■ WORK ITEM ■
Scan the entries below for the word "kind". Copy out every line in which it occurs.

■ GIVEN INFORMATION ■
********

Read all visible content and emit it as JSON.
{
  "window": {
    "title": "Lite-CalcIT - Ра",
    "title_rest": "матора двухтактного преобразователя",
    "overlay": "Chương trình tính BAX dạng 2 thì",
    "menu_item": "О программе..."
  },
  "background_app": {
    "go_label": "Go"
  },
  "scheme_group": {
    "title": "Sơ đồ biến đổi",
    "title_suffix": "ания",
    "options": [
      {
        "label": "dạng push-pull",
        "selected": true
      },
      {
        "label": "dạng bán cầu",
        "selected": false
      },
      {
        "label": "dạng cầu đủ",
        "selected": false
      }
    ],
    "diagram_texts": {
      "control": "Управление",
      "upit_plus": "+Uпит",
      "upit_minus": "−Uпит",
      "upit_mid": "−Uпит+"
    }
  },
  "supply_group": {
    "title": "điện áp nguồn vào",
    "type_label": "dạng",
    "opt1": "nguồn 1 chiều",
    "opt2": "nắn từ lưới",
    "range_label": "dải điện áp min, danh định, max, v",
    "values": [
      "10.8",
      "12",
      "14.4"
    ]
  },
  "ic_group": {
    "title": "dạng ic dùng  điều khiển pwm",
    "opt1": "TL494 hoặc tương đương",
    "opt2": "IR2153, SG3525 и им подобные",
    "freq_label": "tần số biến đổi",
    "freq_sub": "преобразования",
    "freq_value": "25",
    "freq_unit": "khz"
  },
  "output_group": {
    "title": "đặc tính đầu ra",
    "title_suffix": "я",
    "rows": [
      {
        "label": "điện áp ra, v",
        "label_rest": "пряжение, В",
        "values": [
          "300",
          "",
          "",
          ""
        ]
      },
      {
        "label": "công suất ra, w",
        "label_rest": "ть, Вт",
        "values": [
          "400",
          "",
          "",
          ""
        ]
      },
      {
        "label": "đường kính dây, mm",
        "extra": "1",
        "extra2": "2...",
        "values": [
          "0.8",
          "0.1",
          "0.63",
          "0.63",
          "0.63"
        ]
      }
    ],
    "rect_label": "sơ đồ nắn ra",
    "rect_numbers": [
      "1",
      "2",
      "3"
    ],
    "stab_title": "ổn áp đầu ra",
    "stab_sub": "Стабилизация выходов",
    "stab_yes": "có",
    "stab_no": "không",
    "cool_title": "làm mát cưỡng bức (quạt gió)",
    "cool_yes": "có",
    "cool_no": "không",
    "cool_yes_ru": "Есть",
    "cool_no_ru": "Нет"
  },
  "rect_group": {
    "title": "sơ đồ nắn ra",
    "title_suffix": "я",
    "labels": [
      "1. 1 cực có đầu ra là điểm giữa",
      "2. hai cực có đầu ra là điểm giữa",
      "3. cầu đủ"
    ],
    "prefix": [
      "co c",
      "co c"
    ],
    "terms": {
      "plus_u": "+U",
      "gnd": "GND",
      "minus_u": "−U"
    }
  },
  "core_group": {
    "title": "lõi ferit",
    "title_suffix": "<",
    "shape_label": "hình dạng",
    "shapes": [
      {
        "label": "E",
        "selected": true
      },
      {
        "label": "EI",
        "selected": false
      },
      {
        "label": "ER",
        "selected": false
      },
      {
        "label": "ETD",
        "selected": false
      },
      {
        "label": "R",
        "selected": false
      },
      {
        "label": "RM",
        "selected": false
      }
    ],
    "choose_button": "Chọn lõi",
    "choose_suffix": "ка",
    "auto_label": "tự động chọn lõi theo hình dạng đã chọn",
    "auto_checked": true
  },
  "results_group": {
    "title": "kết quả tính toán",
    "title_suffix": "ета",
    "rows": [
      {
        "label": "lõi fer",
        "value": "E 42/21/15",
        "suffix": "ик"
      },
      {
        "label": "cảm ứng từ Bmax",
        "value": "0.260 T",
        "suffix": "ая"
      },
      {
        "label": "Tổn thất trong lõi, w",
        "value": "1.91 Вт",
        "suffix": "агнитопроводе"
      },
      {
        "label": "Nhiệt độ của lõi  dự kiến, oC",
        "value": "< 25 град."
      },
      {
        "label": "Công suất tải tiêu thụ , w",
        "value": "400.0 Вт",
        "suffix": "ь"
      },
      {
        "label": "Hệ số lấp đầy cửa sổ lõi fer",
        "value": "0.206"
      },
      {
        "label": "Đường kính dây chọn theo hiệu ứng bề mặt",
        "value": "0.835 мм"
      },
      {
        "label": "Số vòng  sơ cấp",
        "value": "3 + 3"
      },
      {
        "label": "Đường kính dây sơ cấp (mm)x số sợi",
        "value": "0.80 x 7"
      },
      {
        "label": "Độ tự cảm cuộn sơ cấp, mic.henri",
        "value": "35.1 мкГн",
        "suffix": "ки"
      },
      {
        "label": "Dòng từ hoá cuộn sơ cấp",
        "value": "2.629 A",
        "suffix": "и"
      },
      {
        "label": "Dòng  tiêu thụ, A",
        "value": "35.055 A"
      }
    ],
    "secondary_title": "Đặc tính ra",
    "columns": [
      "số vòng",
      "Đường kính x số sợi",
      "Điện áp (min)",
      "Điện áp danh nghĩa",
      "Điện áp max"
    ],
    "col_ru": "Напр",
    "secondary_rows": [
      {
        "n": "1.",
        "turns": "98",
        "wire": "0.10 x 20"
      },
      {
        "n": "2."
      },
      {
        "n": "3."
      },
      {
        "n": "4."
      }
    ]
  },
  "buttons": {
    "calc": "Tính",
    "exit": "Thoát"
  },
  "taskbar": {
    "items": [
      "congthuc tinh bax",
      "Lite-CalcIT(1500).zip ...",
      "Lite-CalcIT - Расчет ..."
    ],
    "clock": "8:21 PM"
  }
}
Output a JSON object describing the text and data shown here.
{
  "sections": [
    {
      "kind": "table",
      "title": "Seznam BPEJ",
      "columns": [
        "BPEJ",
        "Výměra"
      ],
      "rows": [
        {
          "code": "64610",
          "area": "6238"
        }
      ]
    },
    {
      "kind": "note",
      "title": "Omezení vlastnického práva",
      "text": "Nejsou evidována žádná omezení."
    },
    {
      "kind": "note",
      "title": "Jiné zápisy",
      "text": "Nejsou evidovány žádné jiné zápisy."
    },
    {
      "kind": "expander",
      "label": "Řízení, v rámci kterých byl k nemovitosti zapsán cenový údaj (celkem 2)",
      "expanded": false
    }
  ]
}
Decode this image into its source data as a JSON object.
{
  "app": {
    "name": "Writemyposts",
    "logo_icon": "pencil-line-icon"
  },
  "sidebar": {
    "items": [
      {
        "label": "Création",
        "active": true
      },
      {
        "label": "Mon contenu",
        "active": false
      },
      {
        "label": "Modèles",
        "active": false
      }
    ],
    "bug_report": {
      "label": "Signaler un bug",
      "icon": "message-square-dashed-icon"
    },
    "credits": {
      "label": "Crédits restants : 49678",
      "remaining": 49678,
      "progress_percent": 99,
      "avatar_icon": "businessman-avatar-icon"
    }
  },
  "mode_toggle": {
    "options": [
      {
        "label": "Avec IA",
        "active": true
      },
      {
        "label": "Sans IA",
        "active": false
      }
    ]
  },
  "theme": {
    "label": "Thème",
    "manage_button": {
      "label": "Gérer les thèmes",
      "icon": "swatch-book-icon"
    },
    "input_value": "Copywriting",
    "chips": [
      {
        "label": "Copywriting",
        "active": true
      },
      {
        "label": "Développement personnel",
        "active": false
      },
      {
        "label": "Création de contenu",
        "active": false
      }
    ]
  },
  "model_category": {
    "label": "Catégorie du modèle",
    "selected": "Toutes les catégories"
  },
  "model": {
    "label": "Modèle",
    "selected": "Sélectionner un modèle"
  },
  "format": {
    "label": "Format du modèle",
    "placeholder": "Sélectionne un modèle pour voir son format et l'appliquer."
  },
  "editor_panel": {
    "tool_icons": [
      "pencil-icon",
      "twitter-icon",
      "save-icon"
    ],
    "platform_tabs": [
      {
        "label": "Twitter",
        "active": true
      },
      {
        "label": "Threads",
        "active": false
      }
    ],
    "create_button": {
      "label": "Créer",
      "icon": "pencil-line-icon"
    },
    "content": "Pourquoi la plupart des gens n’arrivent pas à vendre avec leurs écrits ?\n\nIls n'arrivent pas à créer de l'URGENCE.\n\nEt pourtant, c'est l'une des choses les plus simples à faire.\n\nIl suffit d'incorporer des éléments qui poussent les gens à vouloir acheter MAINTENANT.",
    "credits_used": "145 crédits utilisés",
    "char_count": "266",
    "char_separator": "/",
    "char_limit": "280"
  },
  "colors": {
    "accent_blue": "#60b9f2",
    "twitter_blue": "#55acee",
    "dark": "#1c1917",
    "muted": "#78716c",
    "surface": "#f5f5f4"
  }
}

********

■ EXERCISE ANSWER ■
      "kind": "table",
      "kind": "note",
      "kind": "note",
      "kind": "expander",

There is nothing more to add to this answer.